I have had an interest in Railways for as long as I can remember. I am a member of a number of heritage railways and actively volunteer at 2 of them. I enjoy all types of railways, real life, model and simulations. I started RailAdvent in 2014 and am the main editor of the site.
  • Could this be used for maintainence and housing the Southern’s Class 313, Class 377 and Class 171 units if the sidings were to be redeveloped with new siding roads and electrified with DC 750v 3rd Rail to store the Class 171, Class 313 and Class 377 trains at Eastbourne. As its to be reused. Along with a train wash facility and to become a depot aswell. With new jobs created at the site.
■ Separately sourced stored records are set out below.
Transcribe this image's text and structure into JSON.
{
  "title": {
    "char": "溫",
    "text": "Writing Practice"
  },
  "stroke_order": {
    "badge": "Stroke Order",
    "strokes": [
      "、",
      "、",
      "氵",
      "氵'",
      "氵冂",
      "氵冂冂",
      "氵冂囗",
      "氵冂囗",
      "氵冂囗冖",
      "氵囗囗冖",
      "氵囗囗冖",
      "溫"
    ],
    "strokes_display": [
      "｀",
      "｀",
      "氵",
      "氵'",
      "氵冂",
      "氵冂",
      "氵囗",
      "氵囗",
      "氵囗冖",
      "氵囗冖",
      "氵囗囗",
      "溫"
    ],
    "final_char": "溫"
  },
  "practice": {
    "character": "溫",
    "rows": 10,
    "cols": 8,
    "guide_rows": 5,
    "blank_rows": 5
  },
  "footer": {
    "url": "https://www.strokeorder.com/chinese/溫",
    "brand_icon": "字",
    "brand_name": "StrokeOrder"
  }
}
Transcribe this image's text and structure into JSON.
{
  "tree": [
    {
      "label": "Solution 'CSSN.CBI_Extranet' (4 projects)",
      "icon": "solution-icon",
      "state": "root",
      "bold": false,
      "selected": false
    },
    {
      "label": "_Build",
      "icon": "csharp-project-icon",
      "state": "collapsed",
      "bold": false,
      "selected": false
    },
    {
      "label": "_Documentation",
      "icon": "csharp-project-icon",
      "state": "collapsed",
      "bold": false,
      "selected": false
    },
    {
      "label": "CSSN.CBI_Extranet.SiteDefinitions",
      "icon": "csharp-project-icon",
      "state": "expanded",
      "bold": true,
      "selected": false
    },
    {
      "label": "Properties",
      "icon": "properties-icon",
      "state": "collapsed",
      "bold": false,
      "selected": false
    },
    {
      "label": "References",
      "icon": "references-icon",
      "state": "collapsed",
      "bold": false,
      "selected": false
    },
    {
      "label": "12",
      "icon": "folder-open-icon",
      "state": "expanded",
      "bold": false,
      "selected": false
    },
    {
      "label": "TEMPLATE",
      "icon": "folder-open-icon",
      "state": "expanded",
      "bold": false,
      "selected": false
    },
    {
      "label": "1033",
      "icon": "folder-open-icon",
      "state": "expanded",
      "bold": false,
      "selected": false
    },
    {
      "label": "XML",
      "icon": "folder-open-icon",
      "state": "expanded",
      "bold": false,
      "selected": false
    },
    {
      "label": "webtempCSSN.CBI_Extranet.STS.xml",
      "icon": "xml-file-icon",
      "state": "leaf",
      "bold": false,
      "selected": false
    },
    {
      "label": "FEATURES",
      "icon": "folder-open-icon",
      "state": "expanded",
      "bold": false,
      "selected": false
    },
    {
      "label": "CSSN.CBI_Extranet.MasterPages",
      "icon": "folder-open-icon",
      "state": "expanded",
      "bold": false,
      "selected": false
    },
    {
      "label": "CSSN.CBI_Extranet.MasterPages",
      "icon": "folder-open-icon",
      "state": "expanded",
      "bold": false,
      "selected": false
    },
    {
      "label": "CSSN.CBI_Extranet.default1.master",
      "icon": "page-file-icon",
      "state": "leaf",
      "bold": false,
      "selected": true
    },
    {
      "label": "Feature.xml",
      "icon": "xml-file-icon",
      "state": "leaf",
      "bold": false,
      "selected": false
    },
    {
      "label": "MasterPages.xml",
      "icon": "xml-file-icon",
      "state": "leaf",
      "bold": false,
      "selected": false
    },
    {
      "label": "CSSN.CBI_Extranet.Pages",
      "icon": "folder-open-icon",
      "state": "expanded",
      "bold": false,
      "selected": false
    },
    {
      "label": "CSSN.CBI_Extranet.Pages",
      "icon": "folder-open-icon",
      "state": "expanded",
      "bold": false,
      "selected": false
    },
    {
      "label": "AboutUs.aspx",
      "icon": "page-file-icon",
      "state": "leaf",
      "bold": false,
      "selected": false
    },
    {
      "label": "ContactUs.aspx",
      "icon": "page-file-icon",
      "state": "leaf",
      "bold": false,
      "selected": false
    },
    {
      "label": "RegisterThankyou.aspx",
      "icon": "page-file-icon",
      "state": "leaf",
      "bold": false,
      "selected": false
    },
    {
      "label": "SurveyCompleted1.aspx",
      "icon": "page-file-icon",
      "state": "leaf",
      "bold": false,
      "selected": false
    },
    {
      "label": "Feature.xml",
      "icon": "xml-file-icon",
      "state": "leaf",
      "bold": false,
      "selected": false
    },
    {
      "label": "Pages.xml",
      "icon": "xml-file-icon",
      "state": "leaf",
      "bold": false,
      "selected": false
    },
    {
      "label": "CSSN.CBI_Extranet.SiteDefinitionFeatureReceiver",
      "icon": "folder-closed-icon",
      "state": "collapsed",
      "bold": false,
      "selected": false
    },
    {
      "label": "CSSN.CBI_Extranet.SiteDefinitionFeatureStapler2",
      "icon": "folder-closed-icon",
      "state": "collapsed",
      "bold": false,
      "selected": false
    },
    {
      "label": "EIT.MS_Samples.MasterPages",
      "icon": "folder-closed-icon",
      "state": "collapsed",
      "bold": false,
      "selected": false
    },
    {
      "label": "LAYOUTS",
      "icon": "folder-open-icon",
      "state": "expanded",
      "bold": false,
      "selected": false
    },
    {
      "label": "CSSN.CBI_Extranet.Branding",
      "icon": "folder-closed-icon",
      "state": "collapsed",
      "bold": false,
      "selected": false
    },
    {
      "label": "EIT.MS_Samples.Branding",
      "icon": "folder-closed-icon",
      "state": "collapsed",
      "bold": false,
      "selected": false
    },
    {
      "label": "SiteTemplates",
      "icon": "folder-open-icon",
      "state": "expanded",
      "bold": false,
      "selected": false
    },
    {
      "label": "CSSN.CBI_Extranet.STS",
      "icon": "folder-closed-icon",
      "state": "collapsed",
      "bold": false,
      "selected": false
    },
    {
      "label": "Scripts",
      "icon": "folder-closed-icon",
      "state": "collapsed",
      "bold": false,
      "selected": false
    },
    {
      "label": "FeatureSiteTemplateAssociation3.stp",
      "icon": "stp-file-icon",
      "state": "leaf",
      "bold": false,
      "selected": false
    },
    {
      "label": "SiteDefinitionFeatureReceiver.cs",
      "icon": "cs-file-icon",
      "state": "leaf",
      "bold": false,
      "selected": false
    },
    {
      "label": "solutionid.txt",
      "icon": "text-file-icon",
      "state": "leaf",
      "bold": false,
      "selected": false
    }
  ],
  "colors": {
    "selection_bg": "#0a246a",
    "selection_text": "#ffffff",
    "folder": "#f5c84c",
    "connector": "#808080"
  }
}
  • Some joined-up thinking; one question that goes unanswered is the vast amount of discarded rail alongside most of our mainlines…will it ever be recovered? Yes, it costs money to pick up hundreds (maybe thousands) of miles of redundant rail, but there must be some rebate through recycling. When sections of railway are closed for other engineering work it must be possible to run works trains to recover this somewhat valuable asset?